“We’re not associated with [OU SAE’s] actions,” said Travis Tafoya, president of the UCCS chapter of SAE. “We stand against that; we’re making moves to make sure our chapter is not like that and will never be like that.”
“The OU president said that it was taught, and that is definitely not true,” he said.
The UCCS SAE social fraternity has been on campus for five years and has 38 active members that perform community service, co-sponsor events with the Office of Student Activities and participate in many other events on campus.
Members must have a 2.5 GPA and be involved in another organization on campus. According to Tafoya, about 25 percent of SAE members work on campus.
“Our main goal is having a social place of brotherhood for college men and also having a place where people are able to grow and better themselves during their college career,” he said.
Tafoya said that the only relation the chapter has to the OU SAE is their name.
“After all this happened, our chapter kind of came together and … we kind of got proud of ourselves because we’re not like that. Our chapter is extremely diverse,” he said.
“We have not heard, seen or have been a part of anything related to that incident or related to any incident regarding racial issues or misconduct like that.”
Following the incident, UCCS SAE’s regional director spoke to the fraternity about how to move forward.

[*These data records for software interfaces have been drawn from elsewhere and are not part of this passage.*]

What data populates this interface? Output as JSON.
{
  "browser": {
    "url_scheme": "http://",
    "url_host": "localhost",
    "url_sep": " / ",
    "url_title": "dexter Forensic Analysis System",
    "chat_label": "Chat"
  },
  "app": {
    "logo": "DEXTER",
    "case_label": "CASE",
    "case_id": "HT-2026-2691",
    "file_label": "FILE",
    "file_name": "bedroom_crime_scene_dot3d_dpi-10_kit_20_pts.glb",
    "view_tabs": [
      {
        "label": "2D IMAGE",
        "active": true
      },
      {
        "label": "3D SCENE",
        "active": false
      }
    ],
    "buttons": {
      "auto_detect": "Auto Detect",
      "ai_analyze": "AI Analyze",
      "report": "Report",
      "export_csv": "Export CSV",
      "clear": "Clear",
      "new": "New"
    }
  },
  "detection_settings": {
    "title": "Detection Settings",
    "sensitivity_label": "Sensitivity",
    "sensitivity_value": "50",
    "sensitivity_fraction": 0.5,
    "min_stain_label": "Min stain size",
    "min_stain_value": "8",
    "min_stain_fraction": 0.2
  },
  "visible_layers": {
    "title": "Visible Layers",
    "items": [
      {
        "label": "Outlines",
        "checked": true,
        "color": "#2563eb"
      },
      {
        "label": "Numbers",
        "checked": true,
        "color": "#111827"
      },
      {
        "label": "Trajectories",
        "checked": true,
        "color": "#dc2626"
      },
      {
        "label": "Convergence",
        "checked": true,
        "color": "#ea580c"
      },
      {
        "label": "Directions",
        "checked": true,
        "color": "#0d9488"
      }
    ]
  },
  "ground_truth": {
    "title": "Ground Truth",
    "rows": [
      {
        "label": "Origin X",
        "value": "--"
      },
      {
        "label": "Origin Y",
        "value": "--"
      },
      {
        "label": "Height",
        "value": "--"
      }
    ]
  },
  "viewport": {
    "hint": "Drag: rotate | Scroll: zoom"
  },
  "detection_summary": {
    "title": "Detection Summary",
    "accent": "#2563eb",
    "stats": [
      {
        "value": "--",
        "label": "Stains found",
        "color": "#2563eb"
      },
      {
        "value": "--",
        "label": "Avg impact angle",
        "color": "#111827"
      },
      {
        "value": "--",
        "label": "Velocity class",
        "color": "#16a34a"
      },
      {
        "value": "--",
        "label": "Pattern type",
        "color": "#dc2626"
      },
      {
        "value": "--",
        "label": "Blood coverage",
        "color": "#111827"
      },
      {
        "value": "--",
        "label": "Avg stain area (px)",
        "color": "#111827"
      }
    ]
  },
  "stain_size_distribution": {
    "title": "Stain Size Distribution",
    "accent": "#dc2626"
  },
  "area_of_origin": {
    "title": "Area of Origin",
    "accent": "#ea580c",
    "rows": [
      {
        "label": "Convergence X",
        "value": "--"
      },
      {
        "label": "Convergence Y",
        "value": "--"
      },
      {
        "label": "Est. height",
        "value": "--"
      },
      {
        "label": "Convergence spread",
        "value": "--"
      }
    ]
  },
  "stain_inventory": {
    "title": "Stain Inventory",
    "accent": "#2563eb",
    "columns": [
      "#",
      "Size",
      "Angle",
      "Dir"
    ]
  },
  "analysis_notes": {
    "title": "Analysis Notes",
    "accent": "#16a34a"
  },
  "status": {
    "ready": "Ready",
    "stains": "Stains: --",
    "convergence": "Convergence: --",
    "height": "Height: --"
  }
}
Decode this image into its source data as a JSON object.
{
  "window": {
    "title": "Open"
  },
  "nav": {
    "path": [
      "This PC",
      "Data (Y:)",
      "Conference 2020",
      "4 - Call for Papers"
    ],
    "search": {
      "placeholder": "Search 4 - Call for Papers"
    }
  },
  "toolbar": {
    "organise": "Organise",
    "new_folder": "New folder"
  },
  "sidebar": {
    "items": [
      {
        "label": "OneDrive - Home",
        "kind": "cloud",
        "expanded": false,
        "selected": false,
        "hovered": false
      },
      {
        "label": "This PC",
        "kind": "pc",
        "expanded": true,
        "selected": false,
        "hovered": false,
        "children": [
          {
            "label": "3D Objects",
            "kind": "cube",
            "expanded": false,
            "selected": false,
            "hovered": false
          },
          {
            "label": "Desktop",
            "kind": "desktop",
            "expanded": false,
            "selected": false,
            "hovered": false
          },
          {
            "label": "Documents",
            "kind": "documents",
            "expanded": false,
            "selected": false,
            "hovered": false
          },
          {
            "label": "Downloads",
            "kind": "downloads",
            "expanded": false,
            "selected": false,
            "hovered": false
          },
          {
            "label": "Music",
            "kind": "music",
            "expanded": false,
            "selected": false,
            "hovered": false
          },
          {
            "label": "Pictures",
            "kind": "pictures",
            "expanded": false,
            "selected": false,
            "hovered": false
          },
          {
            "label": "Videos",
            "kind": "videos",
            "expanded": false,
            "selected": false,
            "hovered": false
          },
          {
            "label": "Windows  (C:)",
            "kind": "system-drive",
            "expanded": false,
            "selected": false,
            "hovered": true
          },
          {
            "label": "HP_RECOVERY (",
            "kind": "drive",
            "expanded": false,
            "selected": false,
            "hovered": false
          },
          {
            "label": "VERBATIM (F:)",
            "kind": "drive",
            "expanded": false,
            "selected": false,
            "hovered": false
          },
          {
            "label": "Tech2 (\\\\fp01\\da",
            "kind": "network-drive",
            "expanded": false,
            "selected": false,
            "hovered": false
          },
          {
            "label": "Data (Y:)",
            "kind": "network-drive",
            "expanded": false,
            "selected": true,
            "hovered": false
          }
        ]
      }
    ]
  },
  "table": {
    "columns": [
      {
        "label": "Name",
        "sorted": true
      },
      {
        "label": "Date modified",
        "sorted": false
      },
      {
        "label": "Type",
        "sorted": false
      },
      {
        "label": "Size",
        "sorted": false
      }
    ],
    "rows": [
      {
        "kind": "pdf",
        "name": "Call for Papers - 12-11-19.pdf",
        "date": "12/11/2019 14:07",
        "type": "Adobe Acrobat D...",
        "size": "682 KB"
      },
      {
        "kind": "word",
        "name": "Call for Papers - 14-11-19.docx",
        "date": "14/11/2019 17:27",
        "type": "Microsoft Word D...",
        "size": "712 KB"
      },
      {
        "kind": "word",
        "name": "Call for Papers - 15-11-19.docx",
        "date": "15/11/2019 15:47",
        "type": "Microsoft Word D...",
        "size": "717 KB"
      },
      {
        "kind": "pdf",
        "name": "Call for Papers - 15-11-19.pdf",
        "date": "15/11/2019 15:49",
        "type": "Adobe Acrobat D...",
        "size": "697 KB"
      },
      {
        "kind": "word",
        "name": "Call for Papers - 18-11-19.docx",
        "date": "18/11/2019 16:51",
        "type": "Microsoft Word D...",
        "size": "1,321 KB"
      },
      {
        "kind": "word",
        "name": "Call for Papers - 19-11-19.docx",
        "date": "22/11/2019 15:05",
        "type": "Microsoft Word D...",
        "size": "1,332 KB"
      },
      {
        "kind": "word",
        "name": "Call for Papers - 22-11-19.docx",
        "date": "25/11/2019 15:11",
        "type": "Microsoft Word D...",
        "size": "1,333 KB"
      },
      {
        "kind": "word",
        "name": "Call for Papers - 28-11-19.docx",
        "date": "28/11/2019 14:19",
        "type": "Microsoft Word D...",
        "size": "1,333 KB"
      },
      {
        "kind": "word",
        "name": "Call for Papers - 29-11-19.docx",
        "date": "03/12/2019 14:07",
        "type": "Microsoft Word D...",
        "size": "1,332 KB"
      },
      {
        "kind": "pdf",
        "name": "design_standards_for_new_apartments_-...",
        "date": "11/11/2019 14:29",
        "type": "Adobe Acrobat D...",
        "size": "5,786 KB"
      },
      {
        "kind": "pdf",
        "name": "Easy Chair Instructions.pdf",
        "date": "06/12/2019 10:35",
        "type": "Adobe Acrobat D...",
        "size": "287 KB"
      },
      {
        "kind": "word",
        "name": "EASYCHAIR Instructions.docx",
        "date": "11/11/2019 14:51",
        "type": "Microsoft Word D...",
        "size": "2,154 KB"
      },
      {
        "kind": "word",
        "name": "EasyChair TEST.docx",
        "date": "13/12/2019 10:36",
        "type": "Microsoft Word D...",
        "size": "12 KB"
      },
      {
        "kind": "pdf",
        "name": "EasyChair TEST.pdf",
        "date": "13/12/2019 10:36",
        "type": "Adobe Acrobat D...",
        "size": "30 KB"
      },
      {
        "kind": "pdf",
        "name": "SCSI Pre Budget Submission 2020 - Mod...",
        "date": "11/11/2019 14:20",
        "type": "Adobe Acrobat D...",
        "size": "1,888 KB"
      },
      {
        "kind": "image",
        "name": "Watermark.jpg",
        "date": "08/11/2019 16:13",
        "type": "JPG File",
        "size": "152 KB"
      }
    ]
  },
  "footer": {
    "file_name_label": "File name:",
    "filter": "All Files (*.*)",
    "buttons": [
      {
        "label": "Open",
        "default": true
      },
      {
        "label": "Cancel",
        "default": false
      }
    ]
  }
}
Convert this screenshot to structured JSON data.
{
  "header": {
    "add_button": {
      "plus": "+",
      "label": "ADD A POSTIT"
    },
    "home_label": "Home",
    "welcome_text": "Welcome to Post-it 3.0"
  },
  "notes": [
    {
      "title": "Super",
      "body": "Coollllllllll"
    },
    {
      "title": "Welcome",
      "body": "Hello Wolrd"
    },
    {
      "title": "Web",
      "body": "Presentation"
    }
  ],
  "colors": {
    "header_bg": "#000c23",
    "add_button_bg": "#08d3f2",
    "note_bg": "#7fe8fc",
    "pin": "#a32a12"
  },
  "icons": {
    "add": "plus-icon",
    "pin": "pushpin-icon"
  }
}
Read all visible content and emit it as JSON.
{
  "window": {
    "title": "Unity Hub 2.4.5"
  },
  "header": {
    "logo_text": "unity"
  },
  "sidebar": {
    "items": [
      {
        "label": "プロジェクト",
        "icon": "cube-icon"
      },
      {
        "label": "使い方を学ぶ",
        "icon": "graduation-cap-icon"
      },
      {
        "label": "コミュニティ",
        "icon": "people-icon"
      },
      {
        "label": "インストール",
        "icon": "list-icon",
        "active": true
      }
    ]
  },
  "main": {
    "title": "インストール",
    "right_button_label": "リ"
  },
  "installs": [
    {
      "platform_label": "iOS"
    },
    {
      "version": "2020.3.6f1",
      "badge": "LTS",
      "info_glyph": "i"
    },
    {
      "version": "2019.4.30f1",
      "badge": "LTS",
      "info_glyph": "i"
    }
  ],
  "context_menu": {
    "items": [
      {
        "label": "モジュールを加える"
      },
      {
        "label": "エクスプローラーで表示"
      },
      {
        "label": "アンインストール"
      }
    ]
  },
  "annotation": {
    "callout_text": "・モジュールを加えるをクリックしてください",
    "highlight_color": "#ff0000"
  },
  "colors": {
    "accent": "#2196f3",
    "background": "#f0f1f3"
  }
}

Tafoya is working with MOSAIC and the Office of Discrimination and Harassment to set up trainings for members of SAE and have a Greek-wide event for them to speak to the Greek organizations on campus to ensure that a similar incident will not occur at UCCS.
Additionally, the national organization of SAE has mandated that all members complete online training between now and April 30.
Tafoya said the UCCS SAE has never had to deal with this sort of issue before.
“It kind of put us in an awkward position that you know, it’s 2015, we’re in Colorado, we’ve never seen racial issues and now we’re having to address this to our chapter,” he said.
“I think that it’s an ongoing opportunity for us to define who we are and this is a campus that respects all and gives equal voice to all,” Bayer said.